With the devastating developments in the cryptocurrency market still fresh in the community’s memory, every minor incident seems to raise a higher-than-usual level of concern, including the recent issue on the Cardano (ADA) network, warranting its founder Charles Hoskinson to explain what really happened.
Specifically, on the evening between January 21 and 22 (between blocks 8300569 and 8300570), the Cardano blockchain experienced a brief “anomaly” that temporarily affected a portion of its nodes, causing them to disconnect and restart, the Cardano team said in its Community Digest on January 23.
In a video streamed on January 23, Hoskinson explained that the network stalled for about two minutes:
“It seems to be a transient issue, and it’s probably a combination of a collection of things that happened at the same time, which means that the reproducibility is unlikely.”
Although he acknowledged that it was difficult to narrow down the exact triggering event for this particular issue, Hoskinson said that “we know where the error was called in the program” and “what part of the code was impacted,” reiterating that it doesn’t seem to be reproducible.
“The good news is Cardano did exactly what it was supposed to do. When a stall occurs, basically, the system recovers itself and heals, so the nodes go back up. (…) That’s exactly what we designed the nodes to do.”
Furthermore, the Cardano founder admitted this was not a perfect solution, as “ideally, every time a distributed system has a blip like this, you’d like to know an exact cause.” However, such systems “sometimes create ‘emergent bugs,’ so, locally, it’s not reproducible, but a collection of things create a global state that, for some reason, triggers something and the system basically stops for some people.”
“Transactions were not lost, blocks were not dropped, no money was lost, the network actually didn’t halt. It stalled a little bit and recovered, the network is still moving forward, and it’s still progressing. (…) It self-healed, and that’s the point of a decentralized distributed resilient system.”
Finally, Hoskinson assured the public that there’s a team working on this problem and would patch any bug it finds, whether it is in a Haskell Library or the implementation of the balanceR, which was put in for optimizing Cardano. In terms of understanding what triggered the event, he said it would require more time.
Cardano team at work
Meanwhile, Cardano ranks as the most well-developed blockchain by GitHub activity over the past month, including with the launch of the first-ever smart contract written in a Pythonic programming language, as well as the new functions to the Plutus smart contracts.

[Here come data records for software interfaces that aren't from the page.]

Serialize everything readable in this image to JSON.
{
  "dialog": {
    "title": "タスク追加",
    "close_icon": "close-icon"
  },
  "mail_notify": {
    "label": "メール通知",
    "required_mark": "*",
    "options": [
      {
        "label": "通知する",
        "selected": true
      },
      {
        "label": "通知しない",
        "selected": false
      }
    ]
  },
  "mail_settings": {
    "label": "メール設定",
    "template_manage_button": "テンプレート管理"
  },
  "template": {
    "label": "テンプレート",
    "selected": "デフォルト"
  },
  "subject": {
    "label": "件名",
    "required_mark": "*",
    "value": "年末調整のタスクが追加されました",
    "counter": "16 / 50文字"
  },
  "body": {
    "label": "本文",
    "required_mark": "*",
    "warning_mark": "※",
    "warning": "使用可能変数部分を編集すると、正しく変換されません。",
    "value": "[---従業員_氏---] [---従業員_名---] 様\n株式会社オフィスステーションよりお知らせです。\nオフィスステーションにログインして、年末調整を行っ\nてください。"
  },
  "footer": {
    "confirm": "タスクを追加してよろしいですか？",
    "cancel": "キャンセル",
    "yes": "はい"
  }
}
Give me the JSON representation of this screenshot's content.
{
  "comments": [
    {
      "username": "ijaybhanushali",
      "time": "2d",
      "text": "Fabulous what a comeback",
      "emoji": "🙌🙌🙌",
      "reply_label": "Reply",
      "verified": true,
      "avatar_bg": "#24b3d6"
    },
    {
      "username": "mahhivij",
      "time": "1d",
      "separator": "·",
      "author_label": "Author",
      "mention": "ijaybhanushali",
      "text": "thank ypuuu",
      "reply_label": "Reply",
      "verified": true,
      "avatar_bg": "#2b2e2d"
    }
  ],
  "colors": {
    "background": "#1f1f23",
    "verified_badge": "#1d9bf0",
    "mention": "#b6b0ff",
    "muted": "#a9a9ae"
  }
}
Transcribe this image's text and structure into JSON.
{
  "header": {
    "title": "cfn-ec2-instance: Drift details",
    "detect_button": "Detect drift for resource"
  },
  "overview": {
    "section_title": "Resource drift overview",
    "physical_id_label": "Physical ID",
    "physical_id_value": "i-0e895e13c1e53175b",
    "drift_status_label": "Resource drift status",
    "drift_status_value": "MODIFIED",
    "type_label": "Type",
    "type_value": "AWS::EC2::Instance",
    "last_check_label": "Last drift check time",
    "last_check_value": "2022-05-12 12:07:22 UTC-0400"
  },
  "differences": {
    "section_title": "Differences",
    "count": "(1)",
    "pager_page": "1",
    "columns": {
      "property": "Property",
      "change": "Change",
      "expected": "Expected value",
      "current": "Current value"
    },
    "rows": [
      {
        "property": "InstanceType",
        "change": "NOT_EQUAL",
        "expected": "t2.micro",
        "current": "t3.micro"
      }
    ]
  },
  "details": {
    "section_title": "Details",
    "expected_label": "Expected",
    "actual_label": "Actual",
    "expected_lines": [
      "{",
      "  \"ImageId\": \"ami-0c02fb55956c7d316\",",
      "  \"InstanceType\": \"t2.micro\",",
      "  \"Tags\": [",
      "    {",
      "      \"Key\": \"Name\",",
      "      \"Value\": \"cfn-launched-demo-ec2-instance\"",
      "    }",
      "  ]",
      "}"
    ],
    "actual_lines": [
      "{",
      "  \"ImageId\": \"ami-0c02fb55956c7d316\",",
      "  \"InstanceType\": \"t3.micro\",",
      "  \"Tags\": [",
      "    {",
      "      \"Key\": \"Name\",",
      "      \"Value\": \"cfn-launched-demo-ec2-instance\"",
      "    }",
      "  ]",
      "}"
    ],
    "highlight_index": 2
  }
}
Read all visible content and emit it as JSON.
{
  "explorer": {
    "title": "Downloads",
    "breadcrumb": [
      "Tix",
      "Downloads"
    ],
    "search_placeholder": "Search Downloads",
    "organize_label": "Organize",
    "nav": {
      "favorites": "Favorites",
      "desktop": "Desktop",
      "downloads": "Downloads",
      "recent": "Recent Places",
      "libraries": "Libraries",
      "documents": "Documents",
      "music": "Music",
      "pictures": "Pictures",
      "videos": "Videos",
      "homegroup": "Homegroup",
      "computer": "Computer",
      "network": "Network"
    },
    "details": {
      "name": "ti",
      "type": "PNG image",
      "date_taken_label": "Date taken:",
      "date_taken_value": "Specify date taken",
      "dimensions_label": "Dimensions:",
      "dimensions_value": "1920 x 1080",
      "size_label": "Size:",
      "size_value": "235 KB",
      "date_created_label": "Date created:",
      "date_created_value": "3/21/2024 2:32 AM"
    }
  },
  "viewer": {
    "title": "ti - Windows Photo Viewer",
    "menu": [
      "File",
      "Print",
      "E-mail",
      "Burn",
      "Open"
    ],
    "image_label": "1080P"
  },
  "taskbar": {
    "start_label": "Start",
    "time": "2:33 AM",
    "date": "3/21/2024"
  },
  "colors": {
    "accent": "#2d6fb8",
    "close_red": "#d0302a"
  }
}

On top of that, Cardano has been selected as the platform to feature eTukTuk, the world’s first electric vehicle (EV) project built on a blockchain, which was announced at the World Economic Forum (WEF) in Davos and set to debut in Sri Lanka.
Watch the entire video below: